Are you intending on moving quickly, athletically, maybe scrambling off trail, riding a mountain bike, or trail running? You want a pack that’s narrow and moves with you. Need a daypack to stuff inside a multi-day pack so you can go on exploratory day hikes from a backcountry base camp? You’ll want something small. Fishing for a day deep in the wilderness, and need a pack to handle lunch, fishing gear, lots of water, maybe a change of clothes? Get a big daypack.
One of the three packs below ought to be able to handle just about whatever your day can throw at you.

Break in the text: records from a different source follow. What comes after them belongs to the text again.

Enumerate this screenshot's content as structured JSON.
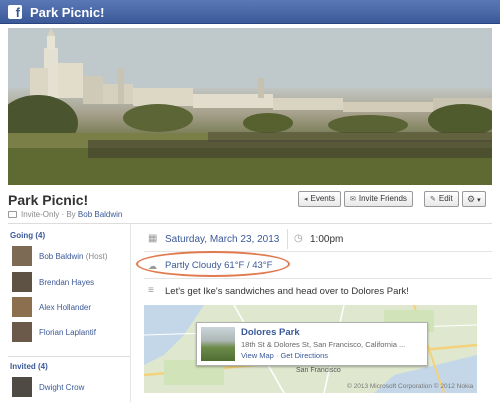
{
  "topbar": {
    "logo": "f",
    "title": "Park Picnic!"
  },
  "event": {
    "title": "Park Picnic!",
    "privacy": "Invite-Only",
    "by_prefix": " · By ",
    "host_name": "Bob Baldwin"
  },
  "actions": {
    "events": "Events",
    "invite": "Invite Friends",
    "edit": "Edit"
  },
  "sidebar": {
    "going_header": "Going (4)",
    "going": [
      {
        "name": "Bob Baldwin",
        "tag": " (Host)"
      },
      {
        "name": "Brendan Hayes"
      },
      {
        "name": "Alex Hollander"
      },
      {
        "name": "Florian Laplantif"
      }
    ],
    "invited_header": "Invited (4)",
    "invited": [
      {
        "name": "Dwight Crow"
      }
    ]
  },
  "details": {
    "date": "Saturday, March 23, 2013",
    "time": "1:00pm",
    "weather": "Partly Cloudy 61°F / 43°F",
    "description": "Let's get Ike's sandwiches and head over to Dolores Park!"
  },
  "map": {
    "place_name": "Dolores Park",
    "address": "18th St & Dolores St, San Francisco, California ...",
    "view_map": "View Map",
    "separator": " · ",
    "directions": "Get Directions",
    "label_sf": "San Francisco",
    "copyright": "© 2013 Microsoft Corporation © 2012 Nokia"
  },
  "colors": {
    "brand": "#3b5998",
    "highlight": "#e07a4f"
  },
  "icons": [
    "facebook-logo",
    "lock-icon",
    "calendar-icon",
    "clock-icon",
    "cloud-icon",
    "description-icon",
    "gear-icon",
    "pencil-icon",
    "envelope-icon",
    "back-arrow-icon"
  ]
}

This might be my favorite daypack ever. Simple, no fuss, and comfortable. The Nine Trails is a top-loader pack with zippered pocket on the lid, one inside the pack, a big mesh pocket on the outside, two water bottle holders, a hip belt with pockets, and a roomy 20 liters of storage space. It slings easily between the shoulders, and when the chest straps and hipbelt are cinched down, along with compression straps to keep the load in place, it’s game for a long trail ride, a trail run, or a vigorous hike. Like a larger multi-day pack, it has a well-ventilated mesh back panel, perfect for keeping you cool when sweating through a scramble. Patagonia offers this pack in a range of sizes, but this 20L model is firmly in the goldilocks zone.
This pack is the little brother, or sister, of the multi-day 60 liter version, though, you could overnight this pack too if you wanted. But really, it’s awesome big hauler for complicated day-long forays when you’re returning to a car or house at the end of the day. It’s a rolltop bag with a removable lid and a detachable hipbelt, so really it can be lots of packs in one. Supremely useful for, say, packing waders, lunch, extra shoes, and fishing equipment on long hikes to backcountry fly fishing streams. Or for nordic skiing when you want to bring multiple layers of clothes and plenty of food. About as big a daypack as I’d ever want to use, but also suitable for a huge range of activities.
What a versatile, tough, little pack. The Scream 20 doubles as a daypack and a compression sack. It’s small enough to stuff inside a larger pack for use during day hikes on a backpacking trip, or, use it to scrunch down your extra clothes, then shake it out, attach the stowable shoulder straps, and throw it on for a day hike. A big front zipper allows for easy access without having to unroll the roll top closure. Weighs less than a pound, and with a tough outer fabric, it’s ideal as a little afterthought pack to throw in on longer adventures.